Wednesday, August 17th: On the overnight train to Bulgaria myself and the British couple I was sharing a compartment with got woken at 3am by border control. We were meant to arrive in Sofia, Bulgaria at 8:45am but actually arrived at 9:20am.
The British couple and I said goodbye, and then I immediately found myself walking towards Makedonia street with some Belgian and Swiss travellers. We departed after a while and some people along the way gave me directions until I bumped into an Italian traveller looking for the same hostel!
Hostel Mostel – whichs turns out to be the nicest hostel I’ve ever stayed in.
Dropped off my bags and decided to join the Free Sofia Walking Tour at 11am as I was too early to go into my room. I’d never been on a walking tour before and expected it to be really lame and touristic – but it was actually great! Our guide was a very funny historian who was super enthusiastic and made it amazing. They also had lots of other tours to suggest to see more of Bulgaria.
On the way back I walked through a market selling communist era memorabilia and Cathedral of Saint Alexandar Nevski.
Took a walk to the train station and around town for a while before chilling in the common room with the Italian traveller I’d met.

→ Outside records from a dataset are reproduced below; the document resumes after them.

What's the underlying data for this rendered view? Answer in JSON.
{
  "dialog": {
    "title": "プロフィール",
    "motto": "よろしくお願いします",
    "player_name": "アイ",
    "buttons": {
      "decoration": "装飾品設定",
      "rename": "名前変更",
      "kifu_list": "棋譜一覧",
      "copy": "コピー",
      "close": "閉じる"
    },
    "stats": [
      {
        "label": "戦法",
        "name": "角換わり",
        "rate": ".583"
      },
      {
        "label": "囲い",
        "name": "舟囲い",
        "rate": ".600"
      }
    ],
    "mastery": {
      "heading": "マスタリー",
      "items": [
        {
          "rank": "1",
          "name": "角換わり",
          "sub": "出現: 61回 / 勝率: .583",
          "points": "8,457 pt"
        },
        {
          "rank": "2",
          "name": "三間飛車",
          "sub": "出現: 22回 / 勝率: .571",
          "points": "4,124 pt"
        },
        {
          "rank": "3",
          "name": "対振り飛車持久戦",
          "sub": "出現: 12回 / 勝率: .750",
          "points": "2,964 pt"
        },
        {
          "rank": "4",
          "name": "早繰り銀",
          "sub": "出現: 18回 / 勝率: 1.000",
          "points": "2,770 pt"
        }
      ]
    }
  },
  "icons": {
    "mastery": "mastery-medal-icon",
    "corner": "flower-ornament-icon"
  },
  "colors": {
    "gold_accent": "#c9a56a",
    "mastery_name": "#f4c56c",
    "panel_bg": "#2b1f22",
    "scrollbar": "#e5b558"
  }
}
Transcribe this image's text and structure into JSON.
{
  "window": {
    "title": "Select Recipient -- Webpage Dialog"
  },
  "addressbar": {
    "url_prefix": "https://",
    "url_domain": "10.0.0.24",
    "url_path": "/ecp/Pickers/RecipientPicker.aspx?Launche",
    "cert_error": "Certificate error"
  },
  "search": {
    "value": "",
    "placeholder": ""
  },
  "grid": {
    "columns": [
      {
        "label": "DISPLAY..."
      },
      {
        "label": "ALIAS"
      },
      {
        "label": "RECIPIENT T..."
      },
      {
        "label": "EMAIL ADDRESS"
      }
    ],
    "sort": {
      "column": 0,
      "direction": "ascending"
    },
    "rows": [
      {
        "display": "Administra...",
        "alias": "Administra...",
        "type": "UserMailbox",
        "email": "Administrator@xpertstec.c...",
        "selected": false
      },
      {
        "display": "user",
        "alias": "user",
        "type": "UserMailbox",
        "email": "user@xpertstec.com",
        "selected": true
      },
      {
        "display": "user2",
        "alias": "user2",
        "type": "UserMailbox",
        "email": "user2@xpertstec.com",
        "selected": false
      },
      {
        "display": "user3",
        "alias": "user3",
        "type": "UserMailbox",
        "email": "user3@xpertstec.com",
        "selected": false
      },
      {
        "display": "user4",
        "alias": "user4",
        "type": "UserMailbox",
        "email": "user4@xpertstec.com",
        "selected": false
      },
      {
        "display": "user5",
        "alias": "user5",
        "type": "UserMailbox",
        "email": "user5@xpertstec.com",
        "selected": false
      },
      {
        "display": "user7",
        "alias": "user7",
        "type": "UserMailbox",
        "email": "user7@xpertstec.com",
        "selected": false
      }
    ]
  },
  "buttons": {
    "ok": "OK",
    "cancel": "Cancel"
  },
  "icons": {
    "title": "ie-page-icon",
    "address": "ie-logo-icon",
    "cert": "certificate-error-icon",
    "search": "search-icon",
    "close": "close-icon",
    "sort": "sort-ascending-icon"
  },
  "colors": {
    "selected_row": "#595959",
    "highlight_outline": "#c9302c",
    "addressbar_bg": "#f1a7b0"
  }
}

Thursday the Italian traveller and I decided to go on a hiking tour to the Boyana Waterfall. The hike up took about two hours, with a ten minute break, and was super beautiful.
Boyana Waterfall –
and then Boyana Church.
It was a small group and everyone was very friendly.
The tour guide was also very enthusiastic and chatted with us about lots of stuff.
We made friends with some other travellers on the tour, and after, four of us got a recommendation for lunch from our tour guide; the national archive.
A somewhat imposing building, that you can’t enter without giving passport details, turns out to have a café on the top floor with a 360° view of Sofia.
So you can see the weather coming a mile away!
We decided to go to dinner together, too, to a traditional Bulgarian restaurant; Manastirska Magernitza.
One of the other hikers turned out out to be staying in Hostel Mostel so we returned to shower and nap before heading out again.
We all wandered around town after, taking pictures and discussing travelling – and then had to bid goodbye to one of our party. This was surprisingly sad as we’d all known each other less than a day!
We walked back after and went to bed.
Friday I headed to Rila Monastery, a tour which was arranged through the hostel.
They had drivers who drove the two hours out to Rila, which is a lovely drive through some small villages. Going with me were two German and one French traveller.
We stopped into a short hiking route – a short pilgrimage in fact to visit the cave of a monk.
And it turned out you couldn’t come back out from the cave – you had to climb out a small hole in the roof of the cave.
This was actually spectacularly terrifying, even to small woman experienced in circus. But the five of us, including the driver-come-tour-guide survived. We then visited a small chapel dedicated to the mink.
We then carried on to Rila.
We had two hours to walk around.
There was also a lot carefully preserved frescoes.
Also some traditional clothing and information on farming inside some parts of the building.
We left a bit early, as everyone was quite tired, and it turned out it was the driver’s last day before holidays so we figured they wouldn’t mind finishing early.
The next day I would realise I left my travelling partner of five years, Günther, in that car.
I went to the train station and reserved my space on the overnight train to Thessaloniki, Greece. I spent some time before the train in the hostel talking to a Welsh family who’d moved to Bulgaria. When I returned to the train station I bumped into three of the French travellers who’d been on the hiking tour. We chatted until the train arrived – at 11:55pm, 25 minutes late.
I had a compartment to myself this time, which at first seemed great – but then was actually a bit unnerving. But did eventually get to sleep.